Classic Movie Making Traps to Avoid

I've been working on 'Flying Lessons' but not as much as I should because I've kidded myself that I need to build a jib crane for some important shots in the film. This is true, but it's also a displacement activity that is preventing me from getting to grips with a couple of issues I don't want to address just yet. The first is that I've got a Canon DSLR and need to use it to get familiar with it and the second is I don't really have a cast yet.

So, for anyone out there who wants to make a movie, here's a checklist in the order that I should be doing things:

1) Write script, re-write script, repeat repeatedly

2) Prepare script so you have a shot list, schedule, storyboards - everything you need to get your ideas from the written word on paper to the screen via your camera

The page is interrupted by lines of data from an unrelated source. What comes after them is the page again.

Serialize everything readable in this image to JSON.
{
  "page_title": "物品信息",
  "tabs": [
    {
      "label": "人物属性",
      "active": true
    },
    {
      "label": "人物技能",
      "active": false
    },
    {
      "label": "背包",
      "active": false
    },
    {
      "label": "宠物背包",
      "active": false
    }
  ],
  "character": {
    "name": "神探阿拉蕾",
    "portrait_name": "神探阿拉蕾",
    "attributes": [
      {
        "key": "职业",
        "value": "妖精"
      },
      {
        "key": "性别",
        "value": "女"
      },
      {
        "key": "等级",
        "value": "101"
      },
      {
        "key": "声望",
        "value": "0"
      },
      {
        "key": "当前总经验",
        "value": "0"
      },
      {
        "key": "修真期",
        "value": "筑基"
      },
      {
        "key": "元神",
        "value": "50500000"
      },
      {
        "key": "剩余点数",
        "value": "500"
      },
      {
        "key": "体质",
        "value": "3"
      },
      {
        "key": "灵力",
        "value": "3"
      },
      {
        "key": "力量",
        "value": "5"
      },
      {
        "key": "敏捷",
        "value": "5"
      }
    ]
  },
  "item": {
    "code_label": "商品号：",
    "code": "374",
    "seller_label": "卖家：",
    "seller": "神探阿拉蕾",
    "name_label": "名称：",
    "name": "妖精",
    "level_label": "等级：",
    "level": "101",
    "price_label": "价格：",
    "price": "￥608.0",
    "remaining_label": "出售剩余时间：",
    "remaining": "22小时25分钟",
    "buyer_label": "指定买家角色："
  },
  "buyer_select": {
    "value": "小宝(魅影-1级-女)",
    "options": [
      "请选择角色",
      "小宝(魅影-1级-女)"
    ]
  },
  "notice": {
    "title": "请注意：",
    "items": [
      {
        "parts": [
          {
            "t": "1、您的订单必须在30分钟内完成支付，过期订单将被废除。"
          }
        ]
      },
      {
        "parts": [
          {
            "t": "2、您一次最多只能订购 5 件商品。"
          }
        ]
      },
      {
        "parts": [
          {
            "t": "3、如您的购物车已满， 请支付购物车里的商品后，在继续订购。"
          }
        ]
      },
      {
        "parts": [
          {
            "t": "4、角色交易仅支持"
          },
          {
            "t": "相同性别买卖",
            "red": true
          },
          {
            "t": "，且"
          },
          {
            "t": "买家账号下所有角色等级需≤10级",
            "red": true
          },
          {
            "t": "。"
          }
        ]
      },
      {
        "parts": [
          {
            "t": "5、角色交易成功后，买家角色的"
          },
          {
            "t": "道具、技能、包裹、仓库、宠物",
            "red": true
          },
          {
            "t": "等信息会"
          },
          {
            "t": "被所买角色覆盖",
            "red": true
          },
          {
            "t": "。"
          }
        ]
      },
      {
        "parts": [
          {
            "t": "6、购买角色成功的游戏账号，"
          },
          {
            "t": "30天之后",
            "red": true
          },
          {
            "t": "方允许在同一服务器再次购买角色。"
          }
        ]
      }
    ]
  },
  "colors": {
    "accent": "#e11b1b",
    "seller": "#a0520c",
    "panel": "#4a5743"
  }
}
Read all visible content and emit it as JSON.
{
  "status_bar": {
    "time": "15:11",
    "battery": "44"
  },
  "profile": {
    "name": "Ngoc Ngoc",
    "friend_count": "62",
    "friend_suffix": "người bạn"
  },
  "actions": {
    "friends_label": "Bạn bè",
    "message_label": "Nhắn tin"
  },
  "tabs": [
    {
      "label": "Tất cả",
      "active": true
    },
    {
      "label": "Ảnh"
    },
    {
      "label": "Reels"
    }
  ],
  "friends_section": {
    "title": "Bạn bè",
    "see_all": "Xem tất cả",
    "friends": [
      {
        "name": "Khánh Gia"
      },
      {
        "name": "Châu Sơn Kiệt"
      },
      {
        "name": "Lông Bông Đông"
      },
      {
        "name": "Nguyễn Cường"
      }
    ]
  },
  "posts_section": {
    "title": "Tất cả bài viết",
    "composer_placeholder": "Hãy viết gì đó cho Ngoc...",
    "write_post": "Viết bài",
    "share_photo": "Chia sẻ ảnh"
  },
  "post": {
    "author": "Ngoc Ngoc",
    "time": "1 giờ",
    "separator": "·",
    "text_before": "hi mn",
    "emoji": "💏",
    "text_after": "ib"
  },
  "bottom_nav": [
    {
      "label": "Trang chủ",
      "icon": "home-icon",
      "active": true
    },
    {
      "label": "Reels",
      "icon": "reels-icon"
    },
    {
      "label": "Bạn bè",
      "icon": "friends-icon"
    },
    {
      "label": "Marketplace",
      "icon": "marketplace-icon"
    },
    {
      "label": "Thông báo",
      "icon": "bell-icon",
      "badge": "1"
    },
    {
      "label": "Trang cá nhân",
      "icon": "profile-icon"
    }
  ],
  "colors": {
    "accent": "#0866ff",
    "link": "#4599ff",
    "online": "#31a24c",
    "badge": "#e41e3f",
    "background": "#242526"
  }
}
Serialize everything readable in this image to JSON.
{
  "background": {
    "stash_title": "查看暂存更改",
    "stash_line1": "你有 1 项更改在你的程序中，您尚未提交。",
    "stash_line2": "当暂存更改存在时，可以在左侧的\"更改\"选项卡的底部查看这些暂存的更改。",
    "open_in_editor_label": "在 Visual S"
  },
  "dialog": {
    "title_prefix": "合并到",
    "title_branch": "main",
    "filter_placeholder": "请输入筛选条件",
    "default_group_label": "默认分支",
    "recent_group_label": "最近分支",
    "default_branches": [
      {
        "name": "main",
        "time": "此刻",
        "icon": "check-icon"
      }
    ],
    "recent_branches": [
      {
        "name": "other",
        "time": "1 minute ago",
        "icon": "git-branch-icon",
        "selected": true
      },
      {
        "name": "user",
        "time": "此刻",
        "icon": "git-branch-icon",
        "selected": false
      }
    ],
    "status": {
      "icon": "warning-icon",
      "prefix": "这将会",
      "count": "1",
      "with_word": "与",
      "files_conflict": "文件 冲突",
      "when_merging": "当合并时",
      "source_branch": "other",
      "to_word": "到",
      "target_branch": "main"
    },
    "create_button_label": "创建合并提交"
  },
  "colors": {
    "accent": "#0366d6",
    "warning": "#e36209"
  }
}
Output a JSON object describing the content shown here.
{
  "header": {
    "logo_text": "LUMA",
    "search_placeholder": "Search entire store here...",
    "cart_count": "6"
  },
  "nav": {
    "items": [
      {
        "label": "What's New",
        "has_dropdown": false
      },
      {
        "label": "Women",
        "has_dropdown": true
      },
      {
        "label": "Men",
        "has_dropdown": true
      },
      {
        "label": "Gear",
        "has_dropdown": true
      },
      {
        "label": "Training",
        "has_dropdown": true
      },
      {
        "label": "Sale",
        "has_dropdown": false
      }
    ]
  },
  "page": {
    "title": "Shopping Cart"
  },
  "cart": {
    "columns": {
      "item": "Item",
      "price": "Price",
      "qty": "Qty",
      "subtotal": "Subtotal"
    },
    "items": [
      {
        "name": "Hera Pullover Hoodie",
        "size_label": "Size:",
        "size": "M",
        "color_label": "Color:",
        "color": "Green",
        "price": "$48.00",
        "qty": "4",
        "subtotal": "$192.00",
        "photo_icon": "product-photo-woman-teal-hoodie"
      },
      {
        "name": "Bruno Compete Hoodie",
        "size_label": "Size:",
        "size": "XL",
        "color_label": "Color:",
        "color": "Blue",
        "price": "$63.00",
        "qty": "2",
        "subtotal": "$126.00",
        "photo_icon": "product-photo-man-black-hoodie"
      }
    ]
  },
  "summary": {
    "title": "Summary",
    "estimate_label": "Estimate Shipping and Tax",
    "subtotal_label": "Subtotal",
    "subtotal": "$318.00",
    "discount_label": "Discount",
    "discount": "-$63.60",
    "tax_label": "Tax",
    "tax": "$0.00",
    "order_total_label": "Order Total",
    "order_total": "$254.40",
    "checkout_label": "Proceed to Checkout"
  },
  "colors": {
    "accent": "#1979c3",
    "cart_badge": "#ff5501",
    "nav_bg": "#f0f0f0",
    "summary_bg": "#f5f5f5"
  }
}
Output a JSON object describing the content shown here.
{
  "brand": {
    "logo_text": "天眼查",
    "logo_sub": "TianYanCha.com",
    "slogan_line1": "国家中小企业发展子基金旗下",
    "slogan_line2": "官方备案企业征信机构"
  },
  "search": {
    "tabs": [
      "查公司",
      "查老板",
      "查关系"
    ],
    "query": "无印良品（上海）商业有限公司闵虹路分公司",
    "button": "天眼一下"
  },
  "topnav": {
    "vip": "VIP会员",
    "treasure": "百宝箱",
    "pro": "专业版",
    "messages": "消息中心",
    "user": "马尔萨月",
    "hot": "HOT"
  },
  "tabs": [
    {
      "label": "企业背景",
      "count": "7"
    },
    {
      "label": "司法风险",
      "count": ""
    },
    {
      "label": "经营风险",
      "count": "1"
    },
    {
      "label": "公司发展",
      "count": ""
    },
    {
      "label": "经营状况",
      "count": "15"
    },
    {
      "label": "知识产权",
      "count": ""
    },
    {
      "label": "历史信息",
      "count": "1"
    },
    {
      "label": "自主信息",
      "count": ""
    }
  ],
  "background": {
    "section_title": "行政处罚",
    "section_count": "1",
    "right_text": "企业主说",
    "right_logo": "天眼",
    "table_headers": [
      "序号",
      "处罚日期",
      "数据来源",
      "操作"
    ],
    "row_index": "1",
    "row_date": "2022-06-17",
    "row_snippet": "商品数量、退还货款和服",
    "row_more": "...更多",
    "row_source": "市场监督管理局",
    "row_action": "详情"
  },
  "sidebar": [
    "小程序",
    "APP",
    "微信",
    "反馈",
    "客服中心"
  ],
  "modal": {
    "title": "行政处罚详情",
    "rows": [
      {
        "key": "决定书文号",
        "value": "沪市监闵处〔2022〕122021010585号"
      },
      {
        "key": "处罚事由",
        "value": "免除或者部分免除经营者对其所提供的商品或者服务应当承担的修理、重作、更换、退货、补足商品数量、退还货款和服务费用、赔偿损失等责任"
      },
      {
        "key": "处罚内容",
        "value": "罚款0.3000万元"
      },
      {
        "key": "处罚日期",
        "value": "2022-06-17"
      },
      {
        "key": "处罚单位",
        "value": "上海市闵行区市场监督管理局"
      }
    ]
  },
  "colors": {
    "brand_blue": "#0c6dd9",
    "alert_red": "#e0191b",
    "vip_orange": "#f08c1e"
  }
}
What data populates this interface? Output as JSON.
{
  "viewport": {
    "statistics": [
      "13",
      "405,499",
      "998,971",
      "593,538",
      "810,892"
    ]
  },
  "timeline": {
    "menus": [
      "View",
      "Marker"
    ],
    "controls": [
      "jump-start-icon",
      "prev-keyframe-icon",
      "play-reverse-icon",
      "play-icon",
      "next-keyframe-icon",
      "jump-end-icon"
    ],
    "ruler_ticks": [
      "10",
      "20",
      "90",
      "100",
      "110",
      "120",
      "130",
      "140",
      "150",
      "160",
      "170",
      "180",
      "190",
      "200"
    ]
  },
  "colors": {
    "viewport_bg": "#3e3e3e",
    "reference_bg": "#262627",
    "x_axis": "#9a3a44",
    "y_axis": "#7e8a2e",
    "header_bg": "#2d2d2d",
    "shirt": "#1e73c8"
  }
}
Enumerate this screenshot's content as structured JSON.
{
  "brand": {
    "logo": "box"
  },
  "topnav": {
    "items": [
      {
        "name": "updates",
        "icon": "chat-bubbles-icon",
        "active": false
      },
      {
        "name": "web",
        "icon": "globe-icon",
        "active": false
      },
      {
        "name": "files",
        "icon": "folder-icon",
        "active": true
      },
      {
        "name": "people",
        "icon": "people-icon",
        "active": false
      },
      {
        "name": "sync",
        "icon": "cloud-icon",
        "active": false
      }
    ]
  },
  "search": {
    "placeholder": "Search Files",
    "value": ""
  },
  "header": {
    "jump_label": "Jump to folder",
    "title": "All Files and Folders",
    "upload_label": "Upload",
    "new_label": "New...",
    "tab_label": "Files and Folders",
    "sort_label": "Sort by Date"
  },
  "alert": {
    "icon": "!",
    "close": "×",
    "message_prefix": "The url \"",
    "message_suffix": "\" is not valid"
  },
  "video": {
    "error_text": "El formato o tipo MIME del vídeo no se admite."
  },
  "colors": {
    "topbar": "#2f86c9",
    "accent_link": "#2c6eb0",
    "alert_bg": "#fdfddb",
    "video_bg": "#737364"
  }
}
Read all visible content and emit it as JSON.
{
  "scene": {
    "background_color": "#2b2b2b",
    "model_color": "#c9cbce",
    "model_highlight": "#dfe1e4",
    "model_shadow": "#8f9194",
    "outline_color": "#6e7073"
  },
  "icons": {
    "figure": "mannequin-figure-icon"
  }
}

3) While you're doing 2, cast your story. Make your final decisions based on your planned shooting schedule and cast availability

4) Cobble together the things you need to put the camera where you want it.

If you try and do number 4 earlier you will end up trying to build something first that you don't actually need until the last days shooting. Or you'll spend way too long trying to perfect something that could be made out of PVC pipe to get the shot you want. Or you'll miss a shooting deadline because you were tightening your nuts or something...

So, pay attention boys, this is a man thing. Don't start building toys after watching a few YouTube videos at the expense of your movie. Definitely make them if you can save money and want that shot, but prioritize.